This chapter's analysis of queer Scottish Gothic originates from a simple observation: there is a large and coherent scholarship on queer Gothic and Scottish Gothic respectively; however, there is notably little analysis of the way Scottish and queer Gothic may interact. With the exception of one recent article by Fiona McCulloch, queer Scottish Gothic has not yet been given full critical attention. This chapter explores revisions in the treatment of Gothic monsters, traditionally viewed as ‘all that is dangerous and horrible in the human imagination’ (Gilmore 2003: 1), in Louise Welsh's The Cutting Room (2002), Luke Sutherland's Venus as a Boy (2004) and Zoë Strachan's Ever Fallen in Love (2011). More specifically, this analysis considers the dissociation of the monstrous figure from fear and terror in these texts, and suggests that they are repositioned as elusive figures through which the peripheral identities of Scottish and of queer may be simultaneously explored.

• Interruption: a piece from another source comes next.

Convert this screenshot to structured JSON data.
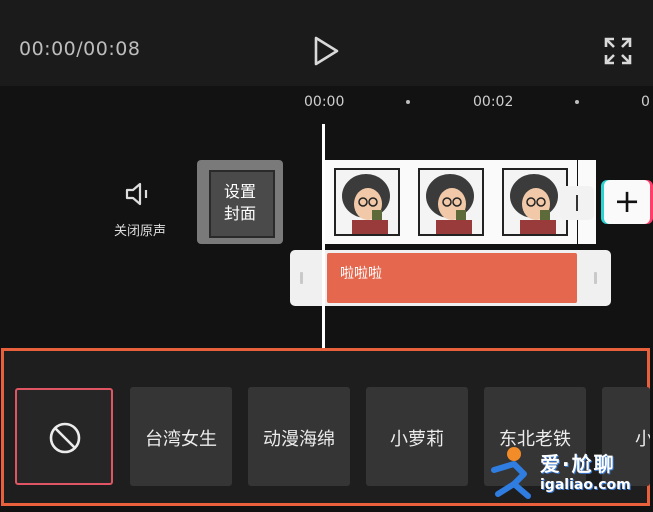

Torn between a dual British and Scottish identity, positioned as a marginal borderland to a civilised England, and haunted paradoxically by simultaneous ideas of its erased national identity and imperial sins, the Gothic resonates for Scotland in that it provides a site for the exploration of haunting and fracturing incoherencies inherent in the Scottish position as ‘other’ (Wright 2007: 73; Germanà 2011: 1–5; Morace 2011: 26). Meanwhile, critics of the queer Gothic draw attention to the genre's focus on transgression, perversion and the haunting disquiet of the conservative norm in their interlinked analyses of Gothic and queer (Haggerty 2004–5: 1; O'Rourke and Collings 2004–5: 15; Hughes and Smith 2009: 1). Clearly, then, Scottish and queer have both turned to the Gothic to explore that which is other, marginal and potentially disturbing to the (hetero)normative centre. Significantly, in exploring the origins of the word ‘uncanny’, Nicholas Royle deduces that ‘the “uncanny” comes from Scotland, from that “auld country” that has so often been represented as “beyond the borders”, liminal, an English foreign body’ (2003: 12). Elsewhere in The Uncanny, Royle writes that ‘the uncanny is queer.